‘1x1’ - Bring Me the Horizon ft. Nova Twins

I’ll admit, I’m a sucker for anything Nova Twins do, so it’s no surprise that I’m a big fan of their new collaboration with Bring Me the Horizon, 1x1. The song is classic BMTH angry, guitar-laden, and topical, further clouded by the darkness of lockdown. Their tried-and-tested song format twists in brilliantly with the nu-metal influences of the Nova Twins, who are the real stars of the song, - as with the rest of the album, which contains tracks featuring extreme Japanese metal prodigies, BABYMETAL and revolutionary pop-punk favourite Yungblud. Indeed, the Nova Twins give the song a well needed boost, to create a truly heart-wrenching anthem. 1x1 is shaped by guilt - guilt for how we’ve destroyed species and culture for no gain - and is a brilliant collaboration track for an angry generation. Hattie Kilner

I Like The Way You Die – Black Honey

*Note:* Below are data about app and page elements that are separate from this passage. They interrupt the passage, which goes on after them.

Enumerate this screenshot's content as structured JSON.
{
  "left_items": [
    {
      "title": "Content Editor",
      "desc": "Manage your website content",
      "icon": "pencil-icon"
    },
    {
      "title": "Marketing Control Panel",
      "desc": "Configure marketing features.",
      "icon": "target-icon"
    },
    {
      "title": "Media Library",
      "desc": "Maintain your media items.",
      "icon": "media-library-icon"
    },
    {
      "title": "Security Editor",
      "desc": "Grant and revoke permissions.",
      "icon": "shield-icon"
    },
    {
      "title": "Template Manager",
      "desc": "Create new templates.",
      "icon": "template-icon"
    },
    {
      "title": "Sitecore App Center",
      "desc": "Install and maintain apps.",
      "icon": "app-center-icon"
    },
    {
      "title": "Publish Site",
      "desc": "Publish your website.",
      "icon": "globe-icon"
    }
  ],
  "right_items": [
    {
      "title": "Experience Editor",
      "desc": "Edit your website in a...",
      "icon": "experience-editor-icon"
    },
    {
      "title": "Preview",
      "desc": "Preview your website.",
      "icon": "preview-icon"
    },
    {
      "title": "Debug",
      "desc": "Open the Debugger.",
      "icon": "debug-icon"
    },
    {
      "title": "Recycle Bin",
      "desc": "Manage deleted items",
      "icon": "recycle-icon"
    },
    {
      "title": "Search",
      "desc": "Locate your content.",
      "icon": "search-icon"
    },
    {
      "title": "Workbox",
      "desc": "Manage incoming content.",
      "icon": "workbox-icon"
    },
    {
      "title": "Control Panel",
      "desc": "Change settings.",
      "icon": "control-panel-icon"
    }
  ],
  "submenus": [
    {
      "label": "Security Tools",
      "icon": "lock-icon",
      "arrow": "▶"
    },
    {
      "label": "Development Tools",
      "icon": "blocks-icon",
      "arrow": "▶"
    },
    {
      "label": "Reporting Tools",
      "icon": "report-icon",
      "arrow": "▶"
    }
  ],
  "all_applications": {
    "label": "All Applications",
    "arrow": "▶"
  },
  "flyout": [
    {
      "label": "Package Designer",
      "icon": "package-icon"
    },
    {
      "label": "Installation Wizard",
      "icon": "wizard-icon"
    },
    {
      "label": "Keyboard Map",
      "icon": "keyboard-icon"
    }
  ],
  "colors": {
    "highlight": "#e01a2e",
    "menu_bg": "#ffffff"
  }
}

In the wake of the announcement of sophomore record Written & Directed, to be released early in the new year, Brighton rockers Black Honey have released another teaser for their fans. Although they first emerged into the music world with the label of ‘indie band’, I Like The Way You Die is a track full of bite; stomping through three minutes of guitars drenched in fuzz and 90s rock n roll attitude. Accompanied by a suitably spooky Halloween themed music video, featuring front-woman Izzy Phillips revelling in the fierce power of femininity, the band are unapologetically and empoweringly female-led in an industry which seems to be all too complacent in its lack of inclusivity. Louise Dugan


Edited by: Louise Dugan